Because we keep the undo streams inside the database we don’t have to worry about sessions constantly opening and closing files as they start and stop transactions – we just have to set up some sort of catalog that lists the current active transactions and points to the place in the undo tablespace where that transaction is currently putting its undo records. (This is what the transaction table in the undo segment header is about (see glossary)).
Because we use database blocks as the unit of storage and keep the undo for different transactions separate, when I write my undo my records are nicely clustered – I acquire and fill one block at a time – so if I have to roll my transaction back a single undo block read will get me lots of undo records, and I minimise the random I/O I have to do to read back the undo stream.

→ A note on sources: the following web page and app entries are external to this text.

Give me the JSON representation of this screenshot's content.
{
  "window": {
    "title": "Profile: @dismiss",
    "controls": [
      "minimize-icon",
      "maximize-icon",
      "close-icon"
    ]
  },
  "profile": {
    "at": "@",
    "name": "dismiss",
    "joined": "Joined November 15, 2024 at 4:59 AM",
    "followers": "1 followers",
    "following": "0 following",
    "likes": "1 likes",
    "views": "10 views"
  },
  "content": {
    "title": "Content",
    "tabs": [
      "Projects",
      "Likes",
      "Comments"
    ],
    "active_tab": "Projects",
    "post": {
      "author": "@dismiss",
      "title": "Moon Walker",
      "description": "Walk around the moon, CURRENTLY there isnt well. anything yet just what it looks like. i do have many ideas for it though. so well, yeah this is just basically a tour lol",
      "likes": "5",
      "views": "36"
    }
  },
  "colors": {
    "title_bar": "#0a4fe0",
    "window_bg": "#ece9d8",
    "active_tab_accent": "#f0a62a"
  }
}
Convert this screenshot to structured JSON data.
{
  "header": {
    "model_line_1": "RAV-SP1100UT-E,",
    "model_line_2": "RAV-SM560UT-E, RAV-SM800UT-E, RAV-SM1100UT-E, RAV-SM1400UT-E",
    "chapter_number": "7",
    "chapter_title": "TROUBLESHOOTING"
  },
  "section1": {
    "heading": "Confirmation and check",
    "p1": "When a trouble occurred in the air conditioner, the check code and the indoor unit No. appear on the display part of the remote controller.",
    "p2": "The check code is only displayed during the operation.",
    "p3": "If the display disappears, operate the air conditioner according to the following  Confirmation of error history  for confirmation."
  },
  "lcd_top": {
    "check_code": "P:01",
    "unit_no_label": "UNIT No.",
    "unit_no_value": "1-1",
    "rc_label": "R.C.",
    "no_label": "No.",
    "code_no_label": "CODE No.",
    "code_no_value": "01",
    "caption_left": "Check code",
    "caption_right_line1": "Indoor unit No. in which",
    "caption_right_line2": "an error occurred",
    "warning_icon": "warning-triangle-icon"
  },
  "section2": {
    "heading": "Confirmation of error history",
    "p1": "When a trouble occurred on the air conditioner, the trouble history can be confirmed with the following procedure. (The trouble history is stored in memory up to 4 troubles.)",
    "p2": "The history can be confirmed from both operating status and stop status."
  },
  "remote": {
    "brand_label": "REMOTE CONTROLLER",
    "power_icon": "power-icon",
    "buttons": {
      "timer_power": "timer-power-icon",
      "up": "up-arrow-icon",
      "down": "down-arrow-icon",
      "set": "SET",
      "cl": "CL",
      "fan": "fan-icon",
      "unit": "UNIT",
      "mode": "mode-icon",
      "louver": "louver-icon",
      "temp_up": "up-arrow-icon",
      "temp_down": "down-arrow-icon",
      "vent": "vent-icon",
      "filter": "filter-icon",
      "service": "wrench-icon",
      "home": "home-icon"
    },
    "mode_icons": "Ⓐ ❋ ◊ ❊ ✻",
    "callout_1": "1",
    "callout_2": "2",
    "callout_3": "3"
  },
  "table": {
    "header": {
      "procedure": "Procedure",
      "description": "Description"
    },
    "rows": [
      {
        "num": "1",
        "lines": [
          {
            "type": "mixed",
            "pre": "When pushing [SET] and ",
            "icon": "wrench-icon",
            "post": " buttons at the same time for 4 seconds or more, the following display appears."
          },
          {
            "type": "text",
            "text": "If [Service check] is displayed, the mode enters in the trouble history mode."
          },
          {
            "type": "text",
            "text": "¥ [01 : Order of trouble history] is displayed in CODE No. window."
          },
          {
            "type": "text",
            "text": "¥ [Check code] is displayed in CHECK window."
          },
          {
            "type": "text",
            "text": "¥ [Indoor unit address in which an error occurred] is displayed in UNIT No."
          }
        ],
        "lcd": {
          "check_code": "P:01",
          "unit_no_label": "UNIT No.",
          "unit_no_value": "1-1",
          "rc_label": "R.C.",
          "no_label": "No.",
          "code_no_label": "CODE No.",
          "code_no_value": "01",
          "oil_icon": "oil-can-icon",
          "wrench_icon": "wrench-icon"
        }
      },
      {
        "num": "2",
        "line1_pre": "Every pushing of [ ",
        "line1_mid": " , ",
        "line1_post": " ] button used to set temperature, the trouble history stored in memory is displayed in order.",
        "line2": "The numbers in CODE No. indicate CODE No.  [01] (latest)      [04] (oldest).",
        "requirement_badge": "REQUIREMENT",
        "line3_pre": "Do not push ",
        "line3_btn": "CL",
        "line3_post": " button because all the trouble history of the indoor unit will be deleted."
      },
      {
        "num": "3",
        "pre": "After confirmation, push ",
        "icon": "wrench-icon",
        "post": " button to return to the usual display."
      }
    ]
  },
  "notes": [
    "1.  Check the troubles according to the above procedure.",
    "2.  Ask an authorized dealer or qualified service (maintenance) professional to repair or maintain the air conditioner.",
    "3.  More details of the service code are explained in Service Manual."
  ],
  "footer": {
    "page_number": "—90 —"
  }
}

If I start a very long running transaction while other sessions are also generating undo, there is a degree of independence between my undo and their undo. In a compromise between “all the undo goes into one file” and “every transaction gets its own undo file”, Oracle has allowed for multiple undo segments – i.e. the equivalent of a relatively small number of shared files – which means that a single long-running transaction is restricted to a single undo segment and all the other transactions can keep re-using (over-writing) any remaining space in the undo tablespace much more effectively. (Of course we can still end up with “file full” errors – but the strategy makes it possible for the database to survive concurrent activity much longer on the same amount of disk space.)